The St. Patrick’s Day parade in Dublin is now part of a five-day festival. Last year, 500,000 people attended the city’s parade. People cheered the bands and floats, while traditional music and Guinness flowed freely. The week leading up to St. Patrick’s Day is known as Seachtain na Gaeilge – Irish Language Week – during which everyone is encouraged to speak what little Irish they know. Great fun in the pub! All in all, Saint Patrick’s Festival, as the five day event is now known, is the biggest nation-wide party of the year.
But it hasn’t always been that way. As a matter of fact, you could say that Ireland came late to its own party. The first St. Patrick’s Day parade held in the Irish Free State was in Dublin, 1931. Over the years other Irish cities have joined in. Besides Dublin, today you can expect festivals, dancing, and green food in Belfast, Derry, Galway, Kilkenny, Limerick, Down, and Waterford. There are also parades in many of the smaller towns and villages. And to be sure, in every pub across the country this coming Monday there will be one hell of a session.
The government finally chose to take part in the festivities in 1996. For what reason?
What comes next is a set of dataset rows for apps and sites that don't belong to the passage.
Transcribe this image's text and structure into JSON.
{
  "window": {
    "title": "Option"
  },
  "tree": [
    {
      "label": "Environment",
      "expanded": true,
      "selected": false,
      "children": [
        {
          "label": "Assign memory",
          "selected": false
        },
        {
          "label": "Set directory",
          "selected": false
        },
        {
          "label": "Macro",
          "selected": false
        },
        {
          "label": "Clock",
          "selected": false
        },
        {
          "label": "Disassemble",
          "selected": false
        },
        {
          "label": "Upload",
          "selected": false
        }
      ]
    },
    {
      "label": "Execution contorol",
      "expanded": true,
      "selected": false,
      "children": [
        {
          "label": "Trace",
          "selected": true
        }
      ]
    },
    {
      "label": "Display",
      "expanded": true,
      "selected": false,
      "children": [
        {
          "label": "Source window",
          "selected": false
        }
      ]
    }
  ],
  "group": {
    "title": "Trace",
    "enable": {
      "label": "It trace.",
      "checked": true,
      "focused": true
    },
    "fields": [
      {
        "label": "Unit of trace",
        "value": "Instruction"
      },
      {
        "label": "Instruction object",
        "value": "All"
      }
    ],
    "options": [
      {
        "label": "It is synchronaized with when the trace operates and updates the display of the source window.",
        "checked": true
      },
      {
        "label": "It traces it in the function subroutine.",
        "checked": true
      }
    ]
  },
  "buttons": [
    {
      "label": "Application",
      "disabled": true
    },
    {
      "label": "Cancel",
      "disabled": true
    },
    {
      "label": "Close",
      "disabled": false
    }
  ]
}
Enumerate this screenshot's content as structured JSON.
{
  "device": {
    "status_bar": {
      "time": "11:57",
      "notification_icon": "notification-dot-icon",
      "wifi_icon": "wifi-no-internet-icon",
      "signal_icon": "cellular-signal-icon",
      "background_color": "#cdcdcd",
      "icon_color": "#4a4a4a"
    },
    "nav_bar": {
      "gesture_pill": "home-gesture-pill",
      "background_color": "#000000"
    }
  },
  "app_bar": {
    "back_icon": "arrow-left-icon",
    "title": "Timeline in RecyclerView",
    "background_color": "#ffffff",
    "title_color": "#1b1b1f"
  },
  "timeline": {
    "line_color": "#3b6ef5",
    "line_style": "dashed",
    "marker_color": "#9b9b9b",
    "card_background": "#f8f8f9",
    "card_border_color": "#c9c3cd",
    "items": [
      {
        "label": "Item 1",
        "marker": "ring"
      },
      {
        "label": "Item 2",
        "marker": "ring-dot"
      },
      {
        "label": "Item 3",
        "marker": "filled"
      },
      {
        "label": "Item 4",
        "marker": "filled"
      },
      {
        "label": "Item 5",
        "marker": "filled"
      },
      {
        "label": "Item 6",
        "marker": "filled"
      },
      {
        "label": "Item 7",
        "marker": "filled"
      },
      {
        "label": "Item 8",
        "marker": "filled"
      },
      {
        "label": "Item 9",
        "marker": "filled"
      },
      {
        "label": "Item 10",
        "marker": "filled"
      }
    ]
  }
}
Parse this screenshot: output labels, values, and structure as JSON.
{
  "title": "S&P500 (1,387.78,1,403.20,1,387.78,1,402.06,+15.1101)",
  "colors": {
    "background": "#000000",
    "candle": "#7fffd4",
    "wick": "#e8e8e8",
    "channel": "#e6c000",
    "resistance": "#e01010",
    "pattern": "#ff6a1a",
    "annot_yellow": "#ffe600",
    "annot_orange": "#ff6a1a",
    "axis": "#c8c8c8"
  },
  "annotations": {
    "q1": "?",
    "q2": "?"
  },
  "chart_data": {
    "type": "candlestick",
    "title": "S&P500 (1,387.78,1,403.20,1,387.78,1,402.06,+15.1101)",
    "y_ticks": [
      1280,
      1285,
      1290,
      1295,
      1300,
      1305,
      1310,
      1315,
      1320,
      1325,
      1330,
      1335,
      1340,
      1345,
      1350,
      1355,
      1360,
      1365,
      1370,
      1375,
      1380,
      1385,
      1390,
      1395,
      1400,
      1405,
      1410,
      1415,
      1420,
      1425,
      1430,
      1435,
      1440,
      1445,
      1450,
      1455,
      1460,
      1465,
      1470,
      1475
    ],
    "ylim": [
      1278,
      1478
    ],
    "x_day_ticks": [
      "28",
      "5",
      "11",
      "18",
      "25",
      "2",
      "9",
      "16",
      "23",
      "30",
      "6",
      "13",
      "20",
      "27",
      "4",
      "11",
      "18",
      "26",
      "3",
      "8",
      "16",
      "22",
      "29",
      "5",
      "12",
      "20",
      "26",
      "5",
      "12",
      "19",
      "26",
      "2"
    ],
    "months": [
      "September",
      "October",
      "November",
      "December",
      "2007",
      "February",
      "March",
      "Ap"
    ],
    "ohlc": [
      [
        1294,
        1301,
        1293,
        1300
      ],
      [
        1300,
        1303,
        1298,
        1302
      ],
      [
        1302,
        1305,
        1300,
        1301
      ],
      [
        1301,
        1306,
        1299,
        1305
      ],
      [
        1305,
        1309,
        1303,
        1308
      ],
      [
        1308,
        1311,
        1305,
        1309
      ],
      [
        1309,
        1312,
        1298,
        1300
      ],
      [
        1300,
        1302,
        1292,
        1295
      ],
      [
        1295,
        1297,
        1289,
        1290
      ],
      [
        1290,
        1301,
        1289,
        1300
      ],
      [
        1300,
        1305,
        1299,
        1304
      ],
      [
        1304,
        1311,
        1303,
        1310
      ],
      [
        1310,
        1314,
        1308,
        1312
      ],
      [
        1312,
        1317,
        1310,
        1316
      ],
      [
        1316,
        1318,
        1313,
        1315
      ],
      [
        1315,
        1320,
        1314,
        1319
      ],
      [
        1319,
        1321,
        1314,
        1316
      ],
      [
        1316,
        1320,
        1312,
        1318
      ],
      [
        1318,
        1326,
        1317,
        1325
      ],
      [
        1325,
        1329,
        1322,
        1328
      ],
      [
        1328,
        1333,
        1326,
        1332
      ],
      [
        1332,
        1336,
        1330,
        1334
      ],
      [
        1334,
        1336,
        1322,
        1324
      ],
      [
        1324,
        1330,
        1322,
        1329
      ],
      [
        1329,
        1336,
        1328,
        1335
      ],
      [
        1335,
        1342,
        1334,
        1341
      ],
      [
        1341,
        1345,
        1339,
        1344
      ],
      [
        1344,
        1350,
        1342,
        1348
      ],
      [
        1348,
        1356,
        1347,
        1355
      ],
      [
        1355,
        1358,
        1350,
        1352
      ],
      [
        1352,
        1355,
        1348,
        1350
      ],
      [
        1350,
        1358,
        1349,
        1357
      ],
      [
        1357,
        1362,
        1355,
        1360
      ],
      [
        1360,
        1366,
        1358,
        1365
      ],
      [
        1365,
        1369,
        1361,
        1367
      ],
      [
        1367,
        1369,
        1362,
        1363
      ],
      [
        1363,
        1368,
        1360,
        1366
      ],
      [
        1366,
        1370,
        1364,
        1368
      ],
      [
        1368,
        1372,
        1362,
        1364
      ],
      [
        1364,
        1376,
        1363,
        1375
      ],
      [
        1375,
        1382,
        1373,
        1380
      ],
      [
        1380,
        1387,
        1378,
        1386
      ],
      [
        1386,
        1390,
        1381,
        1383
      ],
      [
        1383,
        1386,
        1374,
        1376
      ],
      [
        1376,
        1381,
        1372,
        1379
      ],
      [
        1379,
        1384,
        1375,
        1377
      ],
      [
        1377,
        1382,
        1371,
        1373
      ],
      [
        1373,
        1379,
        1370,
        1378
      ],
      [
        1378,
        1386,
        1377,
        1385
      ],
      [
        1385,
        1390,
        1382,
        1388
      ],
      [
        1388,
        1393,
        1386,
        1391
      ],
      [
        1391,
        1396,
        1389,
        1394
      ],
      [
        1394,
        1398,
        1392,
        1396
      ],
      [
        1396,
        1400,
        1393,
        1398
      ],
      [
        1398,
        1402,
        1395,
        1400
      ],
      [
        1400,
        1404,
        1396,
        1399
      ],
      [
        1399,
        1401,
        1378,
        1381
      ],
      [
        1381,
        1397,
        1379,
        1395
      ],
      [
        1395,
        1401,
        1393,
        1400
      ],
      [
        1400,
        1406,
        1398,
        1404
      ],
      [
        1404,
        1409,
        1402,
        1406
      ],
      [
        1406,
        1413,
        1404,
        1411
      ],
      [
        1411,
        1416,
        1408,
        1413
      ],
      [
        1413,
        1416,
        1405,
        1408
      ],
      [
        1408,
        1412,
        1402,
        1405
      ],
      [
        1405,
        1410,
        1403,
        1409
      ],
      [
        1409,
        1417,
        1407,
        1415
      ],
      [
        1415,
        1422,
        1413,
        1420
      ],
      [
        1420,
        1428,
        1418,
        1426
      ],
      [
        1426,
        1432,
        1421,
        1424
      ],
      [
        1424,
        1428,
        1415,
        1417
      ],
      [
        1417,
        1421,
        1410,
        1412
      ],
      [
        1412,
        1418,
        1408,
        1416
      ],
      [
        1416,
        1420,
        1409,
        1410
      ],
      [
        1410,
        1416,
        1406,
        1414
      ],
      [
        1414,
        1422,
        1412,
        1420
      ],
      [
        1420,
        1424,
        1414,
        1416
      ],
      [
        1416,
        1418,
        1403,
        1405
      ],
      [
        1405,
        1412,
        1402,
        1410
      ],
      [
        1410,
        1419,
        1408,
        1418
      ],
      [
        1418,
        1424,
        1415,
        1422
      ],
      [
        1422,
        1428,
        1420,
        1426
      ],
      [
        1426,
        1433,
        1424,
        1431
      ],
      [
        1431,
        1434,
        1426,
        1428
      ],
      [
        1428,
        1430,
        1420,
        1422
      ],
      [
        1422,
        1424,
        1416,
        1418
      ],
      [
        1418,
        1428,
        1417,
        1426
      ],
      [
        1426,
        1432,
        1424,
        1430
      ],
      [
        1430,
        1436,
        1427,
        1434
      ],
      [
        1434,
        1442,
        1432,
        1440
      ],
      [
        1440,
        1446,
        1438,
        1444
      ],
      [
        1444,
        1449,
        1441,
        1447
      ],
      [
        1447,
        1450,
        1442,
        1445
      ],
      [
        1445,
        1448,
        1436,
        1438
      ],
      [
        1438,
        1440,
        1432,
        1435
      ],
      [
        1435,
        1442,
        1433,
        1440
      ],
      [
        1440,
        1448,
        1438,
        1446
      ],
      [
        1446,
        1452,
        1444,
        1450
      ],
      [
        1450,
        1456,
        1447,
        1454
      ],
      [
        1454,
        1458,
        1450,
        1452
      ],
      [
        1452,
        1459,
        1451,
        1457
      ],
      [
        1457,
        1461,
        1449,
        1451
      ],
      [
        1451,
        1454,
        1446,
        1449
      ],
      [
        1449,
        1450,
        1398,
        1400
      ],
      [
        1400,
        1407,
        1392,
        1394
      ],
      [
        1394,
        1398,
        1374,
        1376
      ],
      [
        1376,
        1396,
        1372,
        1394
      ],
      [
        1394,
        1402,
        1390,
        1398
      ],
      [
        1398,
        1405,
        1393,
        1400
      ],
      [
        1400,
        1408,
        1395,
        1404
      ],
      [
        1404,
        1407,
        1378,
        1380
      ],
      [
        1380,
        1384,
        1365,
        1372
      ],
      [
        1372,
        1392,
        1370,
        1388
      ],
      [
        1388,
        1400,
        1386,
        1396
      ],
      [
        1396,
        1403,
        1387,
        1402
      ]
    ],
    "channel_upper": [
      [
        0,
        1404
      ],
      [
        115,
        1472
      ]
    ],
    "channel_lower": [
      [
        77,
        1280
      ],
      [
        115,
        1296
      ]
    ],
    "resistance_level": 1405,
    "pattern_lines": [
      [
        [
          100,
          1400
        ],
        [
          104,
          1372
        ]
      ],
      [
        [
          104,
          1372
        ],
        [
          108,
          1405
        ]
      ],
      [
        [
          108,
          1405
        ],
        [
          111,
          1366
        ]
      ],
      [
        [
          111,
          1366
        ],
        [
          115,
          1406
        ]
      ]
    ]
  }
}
They decided that as long as everyone was having such a grand time, there ought to be some good purpose to it. And, being a government, they proceeded to outline the purpose:
“—Offer a national festival that ranks amongst all of the greatest celebrations in the world and promote excitement throughout Ireland via innovation, creativity, grassroots involvement, and marketing activity.
“—Provide the opportunity and motivation for people of Irish descent, (and those who sometimes wish they were Irish) to attend and join in the imaginative and expressive celebrations.
“—Project, internationally, an accurate image of Ireland as a creative, professional and sophisticated country with wide appeal, as we approach the new millennium.”
The intent was also to place a greater emphasis on “celebrating and projecting a fluid and inclusive notion of ‘Irishness’ rather than an identity based around traditional religious or ethnic allegiance.”
Aren’t governments great? We thought we were already known as an ingenious, half-mad, creative, fun-loving bunch with a penchant for singing, drinking, red hair and freckles. Well, it is government policy now so it’s official. Still, you won’t hear us Paddies complain – how many other national governments fund lavish five-day parties where all are welcome?
As a true sign that the world is changing for the good, for the first time the Belfast City Council has agreed to give public funds to its parade. The Belfast parade is based on equality, and only the flag of St. Patrick is to be used as a symbol of the day. Celebrating together is a great way to overcome past differences and move into the future focusing on what we have in common.
Meanwhile, Back in America… The First Parade
The first St. Patrick’s Day parade was organized in Boston by the Charitable Irish Society in the year 1737. New York’s first celebration was held on March 17, 1762 when Irish soldiers in the British army marched through the city. We can only imagine it was the Irish soldiers’ way of telling Americans, “Hey, we’re not really with those guys wearing the red suits and shiny buttons!”